(Entries from a dataset of interfaces)
"""
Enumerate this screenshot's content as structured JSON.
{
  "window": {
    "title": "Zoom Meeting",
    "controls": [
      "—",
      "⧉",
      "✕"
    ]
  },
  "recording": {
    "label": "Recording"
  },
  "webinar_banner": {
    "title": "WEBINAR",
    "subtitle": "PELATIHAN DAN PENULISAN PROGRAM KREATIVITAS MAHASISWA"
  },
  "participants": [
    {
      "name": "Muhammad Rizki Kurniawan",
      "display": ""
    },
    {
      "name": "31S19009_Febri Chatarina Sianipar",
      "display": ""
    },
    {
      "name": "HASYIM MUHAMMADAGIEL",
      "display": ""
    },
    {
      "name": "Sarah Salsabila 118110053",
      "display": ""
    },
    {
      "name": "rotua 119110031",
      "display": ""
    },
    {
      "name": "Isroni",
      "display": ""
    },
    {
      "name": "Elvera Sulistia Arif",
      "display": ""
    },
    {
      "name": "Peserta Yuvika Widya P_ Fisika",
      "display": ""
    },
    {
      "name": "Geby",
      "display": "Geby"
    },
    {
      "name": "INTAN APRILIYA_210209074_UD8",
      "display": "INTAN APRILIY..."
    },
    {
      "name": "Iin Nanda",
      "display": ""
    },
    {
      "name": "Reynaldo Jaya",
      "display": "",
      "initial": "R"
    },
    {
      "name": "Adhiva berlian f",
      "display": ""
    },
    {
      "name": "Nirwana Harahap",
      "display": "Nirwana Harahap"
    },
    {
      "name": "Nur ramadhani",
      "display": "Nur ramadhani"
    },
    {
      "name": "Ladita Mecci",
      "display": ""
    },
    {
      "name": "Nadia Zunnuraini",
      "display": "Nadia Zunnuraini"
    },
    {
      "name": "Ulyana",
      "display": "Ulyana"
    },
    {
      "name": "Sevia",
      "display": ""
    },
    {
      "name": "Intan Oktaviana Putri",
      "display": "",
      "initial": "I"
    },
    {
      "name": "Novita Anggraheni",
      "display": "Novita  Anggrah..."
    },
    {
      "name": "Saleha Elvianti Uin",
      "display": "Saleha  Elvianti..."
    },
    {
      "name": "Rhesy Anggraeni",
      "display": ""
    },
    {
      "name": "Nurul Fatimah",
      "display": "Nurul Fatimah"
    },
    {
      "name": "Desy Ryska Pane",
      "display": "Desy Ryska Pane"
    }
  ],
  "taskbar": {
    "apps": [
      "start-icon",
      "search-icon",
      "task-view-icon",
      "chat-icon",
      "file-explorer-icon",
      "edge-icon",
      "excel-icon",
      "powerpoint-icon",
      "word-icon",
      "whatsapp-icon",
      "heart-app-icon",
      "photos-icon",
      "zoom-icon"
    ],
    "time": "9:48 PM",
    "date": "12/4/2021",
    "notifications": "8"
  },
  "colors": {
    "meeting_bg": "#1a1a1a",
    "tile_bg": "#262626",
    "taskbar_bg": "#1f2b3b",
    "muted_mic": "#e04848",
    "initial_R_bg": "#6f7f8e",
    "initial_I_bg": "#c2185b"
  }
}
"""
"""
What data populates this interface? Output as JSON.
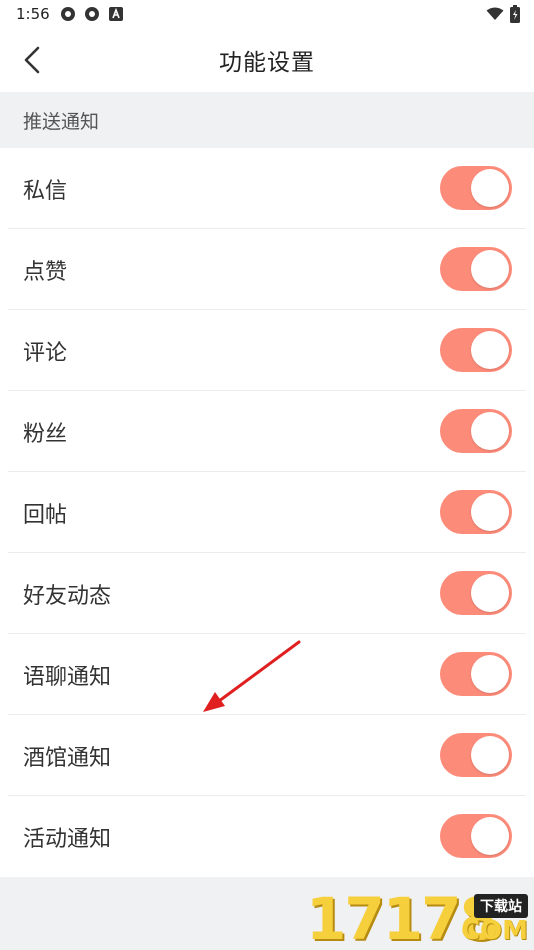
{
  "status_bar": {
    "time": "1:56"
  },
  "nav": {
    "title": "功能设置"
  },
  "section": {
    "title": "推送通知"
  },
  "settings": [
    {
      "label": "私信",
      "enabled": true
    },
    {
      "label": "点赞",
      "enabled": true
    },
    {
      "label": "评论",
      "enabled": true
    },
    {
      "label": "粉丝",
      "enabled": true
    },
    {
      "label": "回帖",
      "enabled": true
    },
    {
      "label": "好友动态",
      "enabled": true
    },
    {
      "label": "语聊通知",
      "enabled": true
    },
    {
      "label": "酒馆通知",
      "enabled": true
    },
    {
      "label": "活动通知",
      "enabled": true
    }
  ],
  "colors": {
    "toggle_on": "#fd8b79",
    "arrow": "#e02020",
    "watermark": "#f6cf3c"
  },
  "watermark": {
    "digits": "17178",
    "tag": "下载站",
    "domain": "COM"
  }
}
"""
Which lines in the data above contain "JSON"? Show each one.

Response →
Enumerate this screenshot's content as structured JSON.
What data populates this interface? Output as JSON.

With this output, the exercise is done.